The Town of Claresholm has sent a letter of support for the Oldman Watershed Council’s “Restoring Grasslands and Empowering Communities” project.
The decision came at council’s Oct. 23 meeting, after they reviewed a report from administration stating the Oldman Watershed Council is applying for a five-year grant to restore habitat for native bees, and is looking for partners who would be interested in planting pollinator gardens.
The Cuckoo Bumblebee was recognized as a species at risk in Claresholm in 2022, which has the potential to be devastating for this area.
The gardens would require some maintenance, so the program requires partners to help water the gardens. This could be at people’s homes, businesses, parks, schools and so on.

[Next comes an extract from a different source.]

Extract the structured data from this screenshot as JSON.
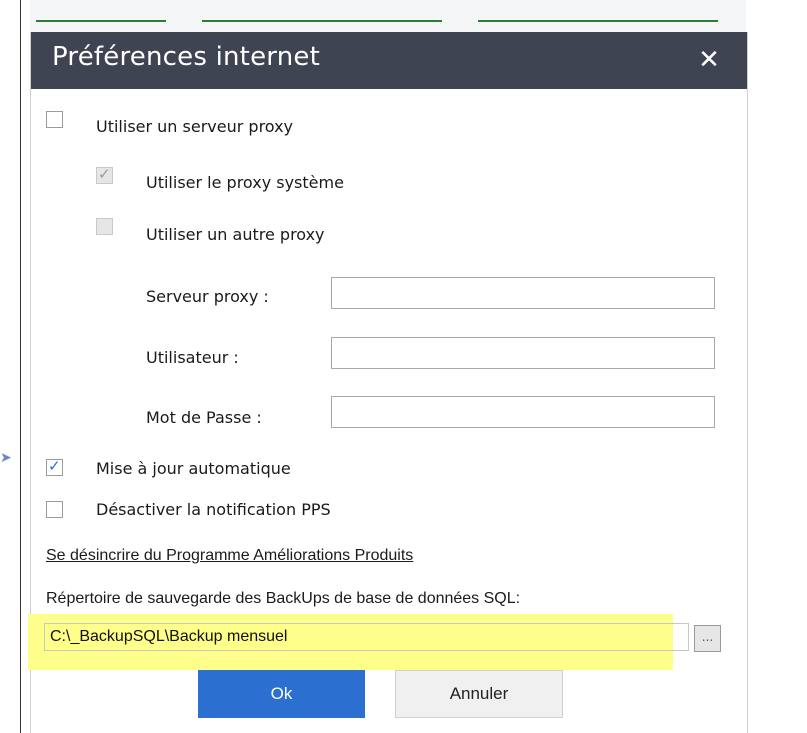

The grant would pay for all supplies and watershed council staff/volunteers to plant the gardens.
The gardens will require watering, and individuals who are interested in partaking in the program. The plant species planned for the gardens are drought resistant, and native species that can survive if watered in accordance with current water restrictions.
The watershed council has requested a letter of support for this partnership from the Town of Claresholm, and requested the town reach out to local businesses, organizations, and individuals who would like to participate.
Administration has identified areas of the town that could benefit from the gardens, and are interested in adding to existing gardens to ensure the maintenance of these sites can be maintained by staff or volunteers. Those areas are downtown Amundsen Park; the Bark Park, watered by Bark Park community volunteers; and the Fas Gas gardens.
It was noted administration could also reach out to local organizations and various business owners to determine if they would like to participate in this venture.
The grant application was due Oct. 31 and required a letter confirming partnership before that date.
Council then agreed to send the letter of support.
By Rob Vogt